Fed’s monetary policy decision is data-dependent. Recent economic developments have indicated that the Fed is on right path to achieve its dual mandate. US non-farm payrolls came in stronger than expected, adding +235K in February, compared with consensus of +193K and the upwardly revised +238K in January. The average monthly gain over the past 6 months stands at +194K and the average over the past year is +197K. The unemployment rate slipped -0.1 percentage point to 4.7% as the participation rate added+0.1 percentage point to 63%. Average earnings rose +0.2%, compared with forecast of +0.3%. January’s inflation surprised to the upside. Headline CPI accelerated to +0.6% m/m from +0.3% in December. This also marked that largest monthly gain since 2013. Undoubtedly, the +4% jump in energy CPI (+1.2% in December) was the key drive. Yet, the core CPI also strengthened, rising an above-trend 0.3% m/m. On a year-ago basis, headline CPI accelerated to 2.5% from +2.1% in December, while the core reading improved to +2.3% from +2.1% previously.
There have been rising hopes of four rate hikes in 2018, compared with three suggested in the December dot plot.
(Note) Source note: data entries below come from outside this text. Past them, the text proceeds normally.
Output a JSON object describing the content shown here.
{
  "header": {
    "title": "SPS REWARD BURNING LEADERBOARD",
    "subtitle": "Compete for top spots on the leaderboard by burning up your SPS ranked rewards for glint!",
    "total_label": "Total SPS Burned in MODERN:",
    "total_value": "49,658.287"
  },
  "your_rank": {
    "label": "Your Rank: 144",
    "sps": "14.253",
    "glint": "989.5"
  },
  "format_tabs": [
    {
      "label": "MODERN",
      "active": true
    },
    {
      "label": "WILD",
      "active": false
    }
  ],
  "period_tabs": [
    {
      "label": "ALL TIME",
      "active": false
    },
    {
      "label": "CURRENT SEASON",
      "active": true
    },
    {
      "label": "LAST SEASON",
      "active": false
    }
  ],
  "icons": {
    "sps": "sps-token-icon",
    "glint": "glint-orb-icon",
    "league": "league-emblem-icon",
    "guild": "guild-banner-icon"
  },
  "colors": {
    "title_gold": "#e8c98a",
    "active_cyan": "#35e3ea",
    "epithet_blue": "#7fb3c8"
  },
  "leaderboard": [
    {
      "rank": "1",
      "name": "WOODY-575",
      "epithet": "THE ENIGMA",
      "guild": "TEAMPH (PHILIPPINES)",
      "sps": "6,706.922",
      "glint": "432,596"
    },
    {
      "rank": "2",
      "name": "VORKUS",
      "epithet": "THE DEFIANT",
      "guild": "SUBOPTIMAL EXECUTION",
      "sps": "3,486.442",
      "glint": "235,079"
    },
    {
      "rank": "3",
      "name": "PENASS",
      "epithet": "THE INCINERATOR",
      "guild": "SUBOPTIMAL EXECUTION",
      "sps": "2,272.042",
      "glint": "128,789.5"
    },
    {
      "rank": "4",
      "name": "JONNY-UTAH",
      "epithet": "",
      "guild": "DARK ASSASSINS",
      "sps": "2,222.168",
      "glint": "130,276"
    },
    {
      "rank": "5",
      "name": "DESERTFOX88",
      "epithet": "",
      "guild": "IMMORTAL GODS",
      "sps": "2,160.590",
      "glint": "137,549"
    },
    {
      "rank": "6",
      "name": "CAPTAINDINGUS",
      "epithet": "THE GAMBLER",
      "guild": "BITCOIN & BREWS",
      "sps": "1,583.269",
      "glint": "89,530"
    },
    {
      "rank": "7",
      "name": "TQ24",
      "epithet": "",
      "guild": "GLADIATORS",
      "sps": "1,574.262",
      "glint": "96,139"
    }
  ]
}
Recall that in December 2016, FOMC’s median estimate in dot plot showed a Fed funds rate of 1.375% in 2017, 2.125% in 2018 and 2.875% in 2019. Indeed, it is not impossible for the median dot plot to signal four hikes next year. Only two participants, who were at the median last time, are needed to raise their forecasts by +25 bps to lift the median to 2.375%. For 2019, only one participant is needed to lift the median to 3%. Note, however, that the market is currently pricing in only two rate hikes for 2018.
We believe policymakers would have more discussions on balance sheet adjustment over the course of this year, culminating to announcement of plans to reduce the balance sheet in 4Q17. Yet, the policy statement in March would likely maintain the reference that ‘the Committee is maintaining its existing policy of reinvesting principal payments from its holdings of agency debt and agency mortgage-backed securities in agency mortgage-backed securities and of rolling over maturing Treasury securities at auction, and it anticipates doing so until normalization of the level of the federal funds rate is well under way. This policy, by keeping the Committee’s holdings of longer-term securities at sizable levels, should help maintain accommodative financial conditions’.
FOMC would add new fan charts to the SEP. While these are intended to display uncertainty around economic projections, we doubt they would provide more new information about the economic and monetary policy outlooks